- Venture Debt: A type of debt financing provided to venture-backed companies by specialized banks or non-bank lenders.
- Startup: A newly established business, usually small, started by one or a group of entrepreneurs to bring a unique product or service to market.
- Equity: Ownership interest in a corporation in the form of stock, representing claims on its earnings and assets.
- Collateral: An asset or property that a borrower offers to a lender to secure a loan. If the borrower fails to repay the loan, the lender has the right to take the collateral.
- Capital: Wealth in the form of money or other assets owned by a person or organization or available for a purpose such as starting a company or investing.
- Interest Rate: The proportion of a loan that is charged as interest to the borrower, typically expressed as an annual percentage of the loan outstanding.
- Lender: A public or private institution, or individual, that makes funds available to others to borrow.
- Default: Failure to repay a loan according to the terms agreed to in the promissory note.
- Due Diligence: An investigation or audit of a potential investment or product to confirm all facts, such as reviewing all financial records, plus anything else deemed material.
- Warrant: A derivative that gives the right, but not the obligation, to buy or sell a security—most commonly an equity—at a certain price before expiration.
- Bridge Financing: A short-term loan that provides capital until a more traditional financing round or the sale of the company.
- Term Sheet: A non-binding agreement setting forth the basic terms and conditions under which an investment will be made.
- Maturity Date: The final date by which the full amount of a loan must be repaid.
- Repayment Schedule: The plan set out over time in which a borrower agrees to make repayments on their debt.
- Prepayment Penalty: A fee charged if you repay a loan before the due date.
- Capital Runway: The amount of time that a startup can continue to operate before it runs out of money.
- Liquidation Event: An event that triggers the sale of a startup, such as a buyout or an initial public offering (IPO).
- Venture Capital: Financing that investors provide to startup companies and small businesses that are believed to have long-term growth potential.

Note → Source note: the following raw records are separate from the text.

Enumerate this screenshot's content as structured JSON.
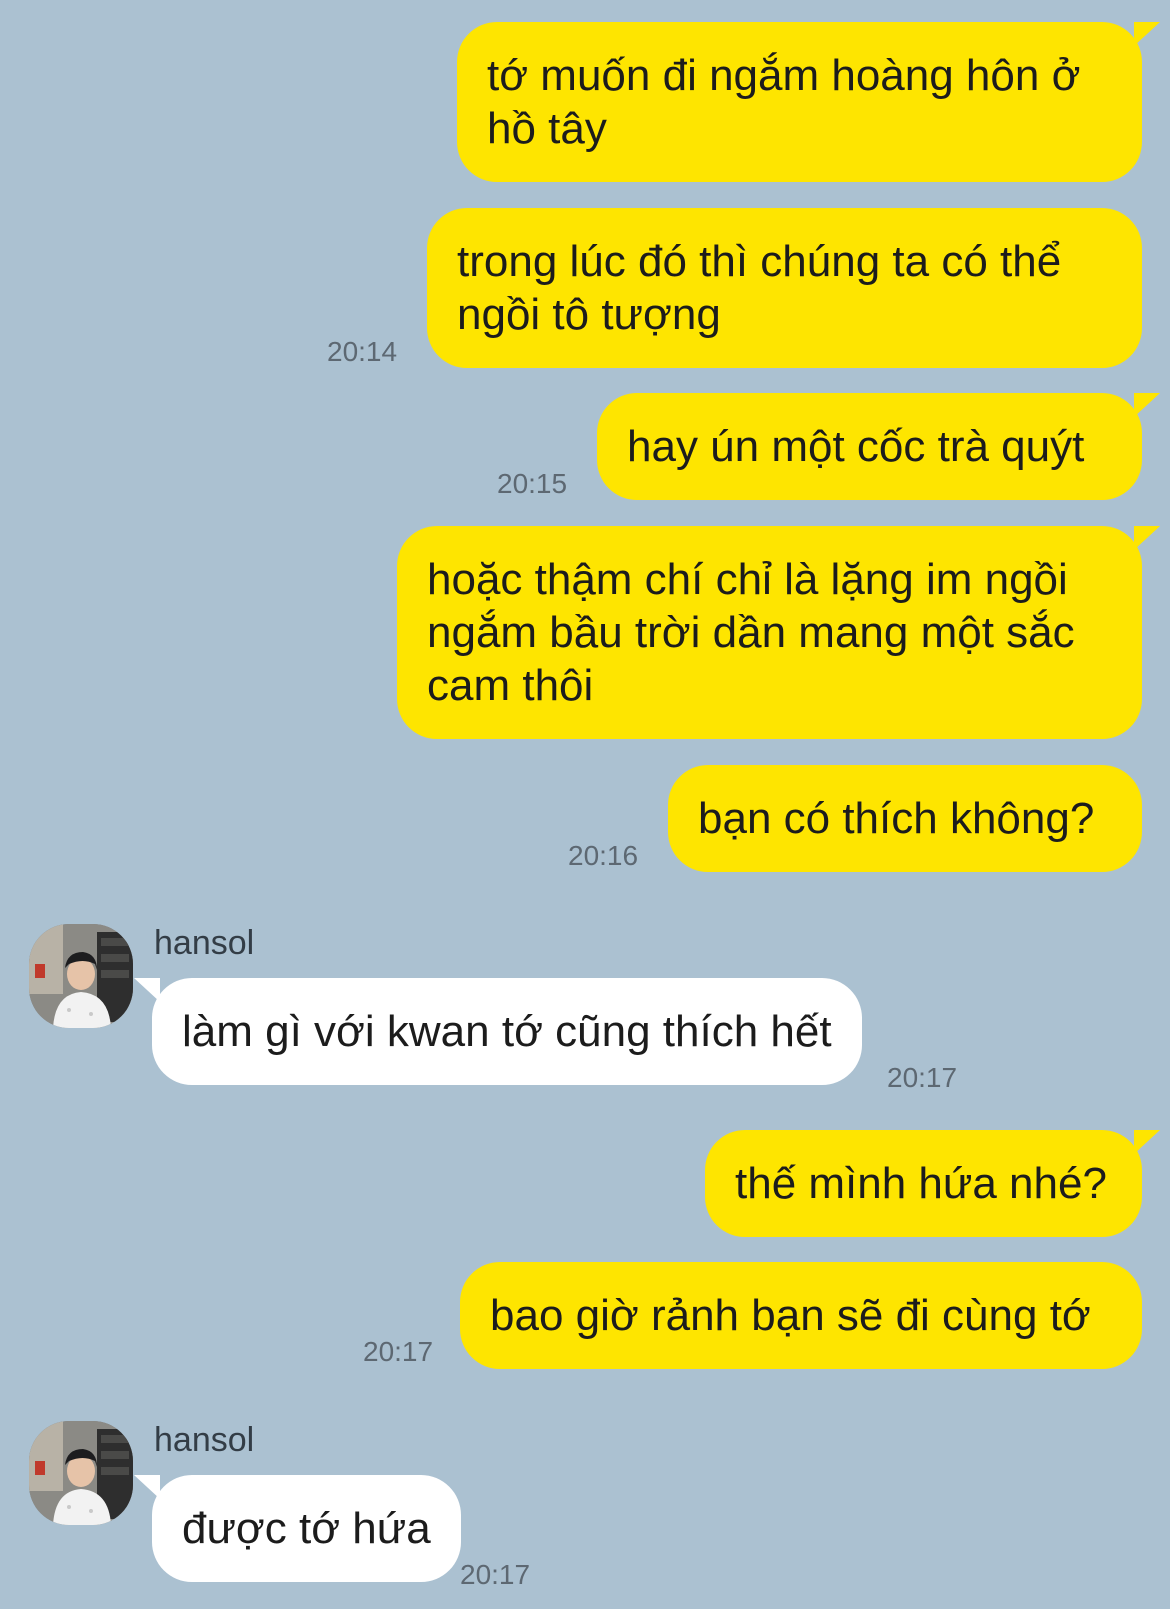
{
  "messages": [
    {
      "text": "tớ muốn đi ngắm hoàng hôn ở\nhồ tây"
    },
    {
      "text": "trong lúc đó thì chúng ta có thể\nngồi tô tượng",
      "time": "20:14"
    },
    {
      "text": "hay ún một cốc trà quýt",
      "time": "20:15"
    },
    {
      "text": "hoặc thậm chí chỉ là lặng im ngồi\nngắm bầu trời dần mang một sắc\ncam thôi"
    },
    {
      "text": "bạn có thích không?",
      "time": "20:16"
    },
    {
      "sender": "hansol",
      "text": "làm gì với kwan tớ cũng thích hết",
      "time": "20:17"
    },
    {
      "text": "thế mình hứa nhé?"
    },
    {
      "text": "bao giờ rảnh bạn sẽ đi cùng tớ",
      "time": "20:17"
    },
    {
      "sender": "hansol",
      "text": "được tớ hứa",
      "time": "20:17"
    }
  ],
  "colors": {
    "background": "#abc1d1",
    "outgoing_bubble": "#fee500",
    "incoming_bubble": "#ffffff"
  },
  "icons": {
    "avatar": "profile-photo"
  }
}
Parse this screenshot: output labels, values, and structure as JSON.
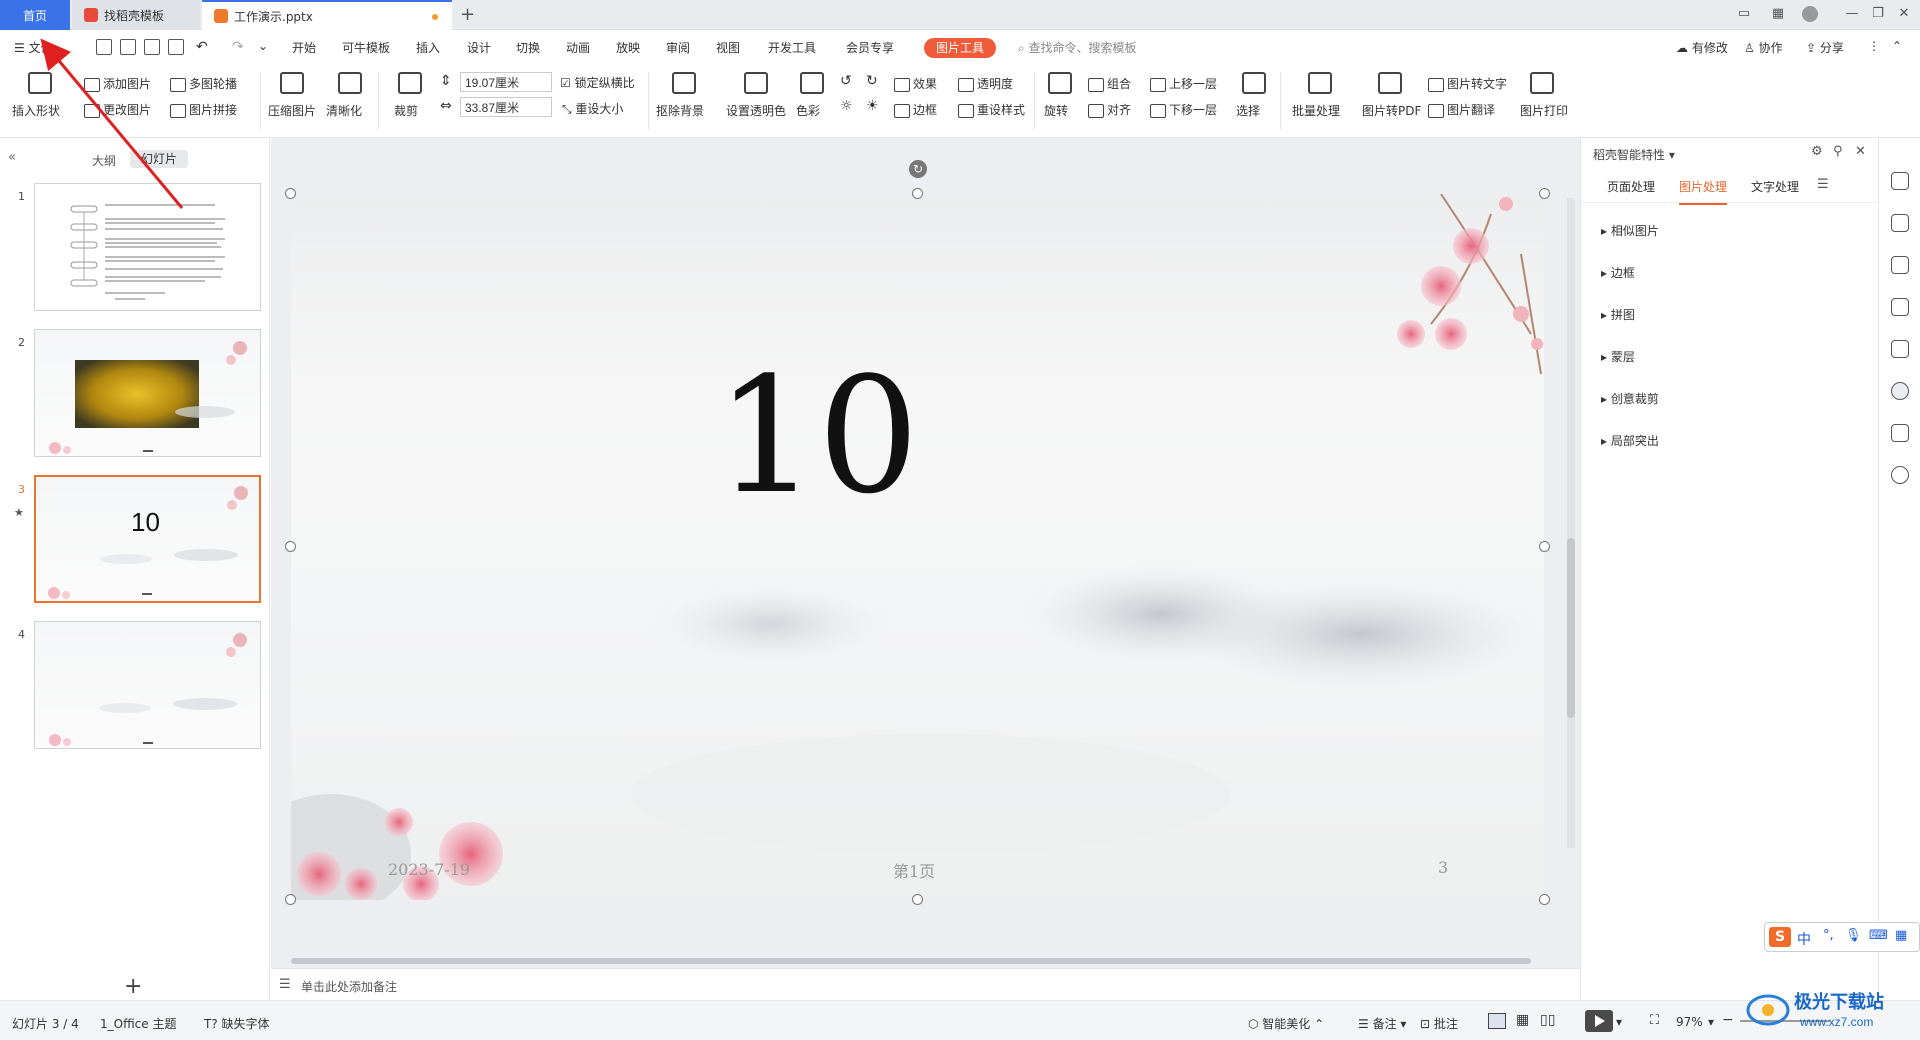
{
  "tabs": {
    "home": "首页",
    "template": "找稻壳模板",
    "document": "工作演示.pptx"
  },
  "menu": {
    "file": "文件",
    "items": [
      "开始",
      "可牛模板",
      "插入",
      "设计",
      "切换",
      "动画",
      "放映",
      "审阅",
      "视图",
      "开发工具",
      "会员专享"
    ],
    "picture_tools": "图片工具",
    "search_placeholder": "查找命令、搜索模板",
    "right": {
      "changes": "有修改",
      "collab": "协作",
      "share": "分享"
    }
  },
  "ribbon": {
    "insert_shape": "插入形状",
    "add_image": "添加图片",
    "multi_carousel": "多图轮播",
    "change_image": "更改图片",
    "image_collage": "图片拼接",
    "compress": "压缩图片",
    "sharpen": "清晰化",
    "crop": "裁剪",
    "width": "19.07厘米",
    "height": "33.87厘米",
    "lock_ratio": "锁定纵横比",
    "reset_size": "重设大小",
    "remove_bg": "抠除背景",
    "set_transparent": "设置透明色",
    "color": "色彩",
    "effects": "效果",
    "transparency": "透明度",
    "border": "边框",
    "reset_style": "重设样式",
    "group": "组合",
    "bring_forward": "上移一层",
    "rotate": "旋转",
    "align": "对齐",
    "send_backward": "下移一层",
    "select": "选择",
    "batch": "批量处理",
    "to_pdf": "图片转PDF",
    "to_text": "图片转文字",
    "translate": "图片翻译",
    "print": "图片打印"
  },
  "left_panel": {
    "outline": "大纲",
    "slides": "幻灯片",
    "slide_numbers": [
      "1",
      "2",
      "3",
      "4"
    ],
    "thumb3_number": "10"
  },
  "slide": {
    "main_number": "10",
    "date": "2023-7-19",
    "page_label": "第1页",
    "page_number": "3"
  },
  "notes_placeholder": "单击此处添加备注",
  "right_panel": {
    "title": "稻壳智能特性",
    "tabs": [
      "页面处理",
      "图片处理",
      "文字处理"
    ],
    "active_tab": "图片处理",
    "items": [
      "相似图片",
      "边框",
      "拼图",
      "蒙层",
      "创意裁剪",
      "局部突出"
    ]
  },
  "status": {
    "slide_counter": "幻灯片 3 / 4",
    "theme": "1_Office 主题",
    "missing_font": "缺失字体",
    "smart_beautify": "智能美化",
    "notes": "备注",
    "comments": "批注",
    "zoom": "97%"
  },
  "ime": {
    "lang": "中"
  },
  "watermark": {
    "site": "极光下载站",
    "url": "www.xz7.com"
  },
  "colors": {
    "accent": "#e8662c",
    "picture_tools_bg": "#f05c3a",
    "home_tab": "#3a73e8",
    "arrow": "#e02020"
  }
}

- Financing Round: A round of financing where money is infused into a business in exchange for equity or debt.
- Drawdown: The process of using funds from a loan facility.